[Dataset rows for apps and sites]
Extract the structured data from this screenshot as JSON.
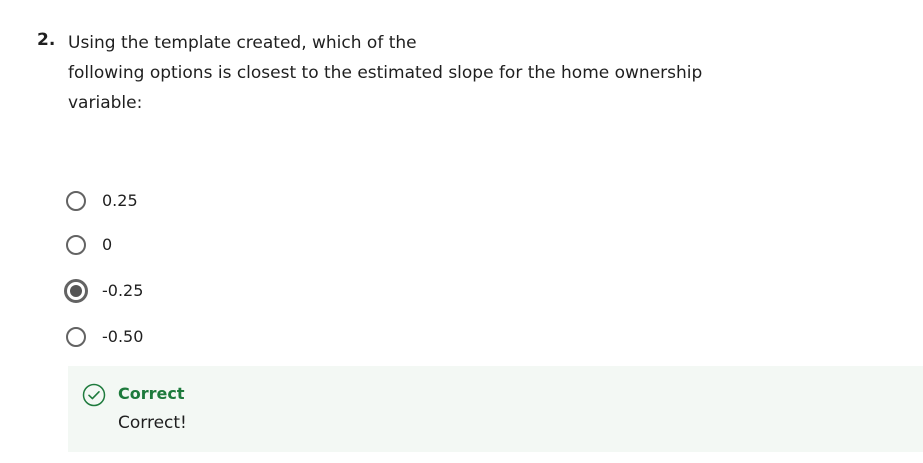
{
  "question": {
    "number": "2.",
    "lines": [
      "Using the template created, which of the",
      "following options is closest to the estimated slope for the home ownership",
      "variable:"
    ]
  },
  "options": [
    {
      "label": "0.25",
      "selected": false
    },
    {
      "label": "0",
      "selected": false
    },
    {
      "label": "-0.25",
      "selected": true
    },
    {
      "label": "-0.50",
      "selected": false
    }
  ],
  "feedback": {
    "status": "Correct",
    "message": "Correct!",
    "icon": "check-circle-icon",
    "accent_color": "#1d7a3c",
    "background_color": "#f3f8f4"
  }
}
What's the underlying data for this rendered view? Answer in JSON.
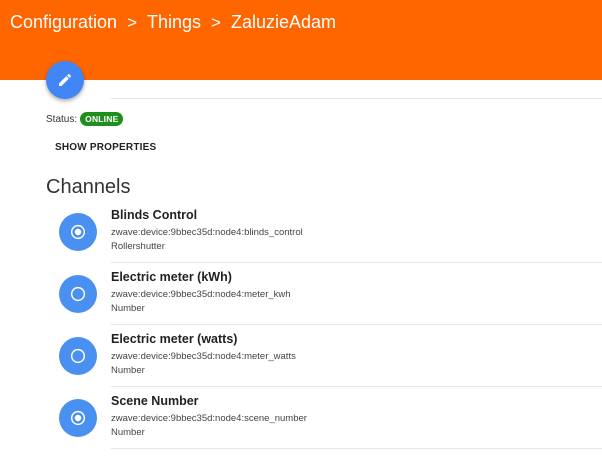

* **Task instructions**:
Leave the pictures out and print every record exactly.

* **Answer**:
Extract the structured data from this screenshot as JSON.
{
  "question": {
    "number": "2.",
    "lines": [
      "Using the template created, which of the",
      "following options is closest to the estimated slope for the home ownership",
      "variable:"
    ]
  },
  "options": [
    {
      "label": "0.25",
      "selected": false
    },
    {
      "label": "0",
      "selected": false
    },
    {
      "label": "-0.25",
      "selected": true
    },
    {
      "label": "-0.50",
      "selected": false
    }
  ],
  "feedback": {
    "status": "Correct",
    "message": "Correct!",
    "icon": "check-circle-icon",
    "accent_color": "#1d7a3c",
    "background_color": "#f3f8f4"
  }
}
What's the underlying data for this rendered view? Answer in JSON.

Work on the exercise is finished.